:: Task item ::
Copy each line of the material in which the word "glyph" appears.

· · ·

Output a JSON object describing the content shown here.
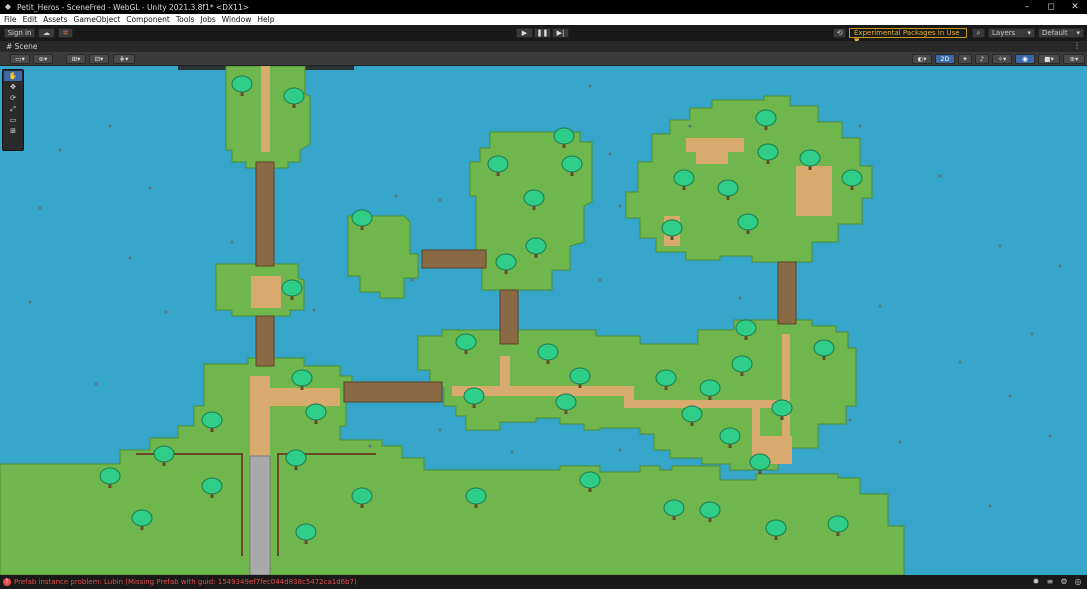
{
  "window": {
    "title": "Petit_Heros - SceneFred - WebGL - Unity 2021.3.8f1* <DX11>",
    "app_icon": "unity-icon",
    "controls": [
      "–",
      "◻",
      "✕"
    ]
  },
  "menu": {
    "items": [
      "File",
      "Edit",
      "Assets",
      "GameObject",
      "Component",
      "Tools",
      "Jobs",
      "Window",
      "Help"
    ]
  },
  "toolbar": {
    "sign_in_label": "Sign in",
    "cloud_icon": "☁",
    "collab_icon": "✲",
    "play_icon": "▶",
    "pause_icon": "❚❚",
    "step_icon": "▶|",
    "history_icon": "⟲",
    "experimental_label": "Experimental Packages In Use ▼",
    "search_icon": "⌕",
    "layers_label": "Layers",
    "layout_label": "Default"
  },
  "scene_tab": {
    "label": "# Scene",
    "menu": "⋮"
  },
  "scene_toolbar": {
    "mode_2d_label": "2D"
  },
  "tools": {
    "items": [
      {
        "name": "hand-tool",
        "glyph": "✋"
      },
      {
        "name": "move-tool",
        "glyph": "✥"
      },
      {
        "name": "rotate-tool",
        "glyph": "⟳"
      },
      {
        "name": "scale-tool",
        "glyph": "⤢"
      },
      {
        "name": "rect-tool",
        "glyph": "▭"
      },
      {
        "name": "transform-tool",
        "glyph": "⊞"
      }
    ]
  },
  "status": {
    "message": "Prefab instance problem: Lubin (Missing Prefab with guid: 1549349ef7fec044d838c5472ca1d6b7)"
  },
  "colors": {
    "water": "#35a6c9",
    "grass": "#6fb74c",
    "grass_dark": "#4d8f34",
    "path": "#d8aa6e",
    "bridge": "#8a6a44",
    "tree": "#2fce88",
    "accent_blue": "#3c6aa8",
    "warning": "#e7b32a",
    "error": "#e54d4d"
  }
}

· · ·

:: Output ::
        "glyph": "✋"
        "glyph": "✥"
        "glyph": "⟳"
        "glyph": "⤢"
        "glyph": "▭"
        "glyph": "⊞"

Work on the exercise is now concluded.